(Data records for software interfaces)
>>>>

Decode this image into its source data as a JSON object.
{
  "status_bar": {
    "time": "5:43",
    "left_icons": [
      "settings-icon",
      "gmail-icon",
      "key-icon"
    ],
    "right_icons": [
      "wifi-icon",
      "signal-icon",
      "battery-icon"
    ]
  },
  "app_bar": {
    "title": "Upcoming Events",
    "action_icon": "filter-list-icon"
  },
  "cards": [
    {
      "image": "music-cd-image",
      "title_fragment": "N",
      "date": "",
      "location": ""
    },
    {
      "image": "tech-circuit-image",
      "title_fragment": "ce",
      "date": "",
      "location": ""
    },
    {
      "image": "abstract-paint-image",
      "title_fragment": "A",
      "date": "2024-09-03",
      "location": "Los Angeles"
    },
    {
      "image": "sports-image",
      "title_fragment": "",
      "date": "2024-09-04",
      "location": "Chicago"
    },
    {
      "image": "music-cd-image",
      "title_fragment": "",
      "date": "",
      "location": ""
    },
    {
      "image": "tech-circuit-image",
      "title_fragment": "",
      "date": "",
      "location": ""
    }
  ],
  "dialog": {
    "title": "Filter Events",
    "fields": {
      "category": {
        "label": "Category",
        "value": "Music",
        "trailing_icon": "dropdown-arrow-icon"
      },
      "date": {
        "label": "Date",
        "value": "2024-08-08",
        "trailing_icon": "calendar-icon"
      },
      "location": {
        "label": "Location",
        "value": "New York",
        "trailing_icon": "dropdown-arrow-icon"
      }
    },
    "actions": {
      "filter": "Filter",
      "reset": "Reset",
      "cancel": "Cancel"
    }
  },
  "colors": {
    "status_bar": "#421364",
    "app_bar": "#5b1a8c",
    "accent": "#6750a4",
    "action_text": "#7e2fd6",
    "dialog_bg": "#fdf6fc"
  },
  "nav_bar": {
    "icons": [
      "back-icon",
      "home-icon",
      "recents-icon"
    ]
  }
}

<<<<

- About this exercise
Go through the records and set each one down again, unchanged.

- Response to this task
Decode this image into its source data as a JSON object.
{
  "status_bar": {
    "time": "5:43",
    "left_icons": [
      "settings-icon",
      "gmail-icon",
      "key-icon"
    ],
    "right_icons": [
      "wifi-icon",
      "signal-icon",
      "battery-icon"
    ]
  },
  "app_bar": {
    "title": "Upcoming Events",
    "action_icon": "filter-list-icon"
  },
  "cards": [
    {
      "image": "music-cd-image",
      "title_fragment": "N",
      "date": "",
      "location": ""
    },
    {
      "image": "tech-circuit-image",
      "title_fragment": "ce",
      "date": "",
      "location": ""
    },
    {
      "image": "abstract-paint-image",
      "title_fragment": "A",
      "date": "2024-09-03",
      "location": "Los Angeles"
    },
    {
      "image": "sports-image",
      "title_fragment": "",
      "date": "2024-09-04",
      "location": "Chicago"
    },
    {
      "image": "music-cd-image",
      "title_fragment": "",
      "date": "",
      "location": ""
    },
    {
      "image": "tech-circuit-image",
      "title_fragment": "",
      "date": "",
      "location": ""
    }
  ],
  "dialog": {
    "title": "Filter Events",
    "fields": {
      "category": {
        "label": "Category",
        "value": "Music",
        "trailing_icon": "dropdown-arrow-icon"
      },
      "date": {
        "label": "Date",
        "value": "2024-08-08",
        "trailing_icon": "calendar-icon"
      },
      "location": {
        "label": "Location",
        "value": "New York",
        "trailing_icon": "dropdown-arrow-icon"
      }
    },
    "actions": {
      "filter": "Filter",
      "reset": "Reset",
      "cancel": "Cancel"
    }
  },
  "colors": {
    "status_bar": "#421364",
    "app_bar": "#5b1a8c",
    "accent": "#6750a4",
    "action_text": "#7e2fd6",
    "dialog_bg": "#fdf6fc"
  },
  "nav_bar": {
    "icons": [
      "back-icon",
      "home-icon",
      "recents-icon"
    ]
  }
}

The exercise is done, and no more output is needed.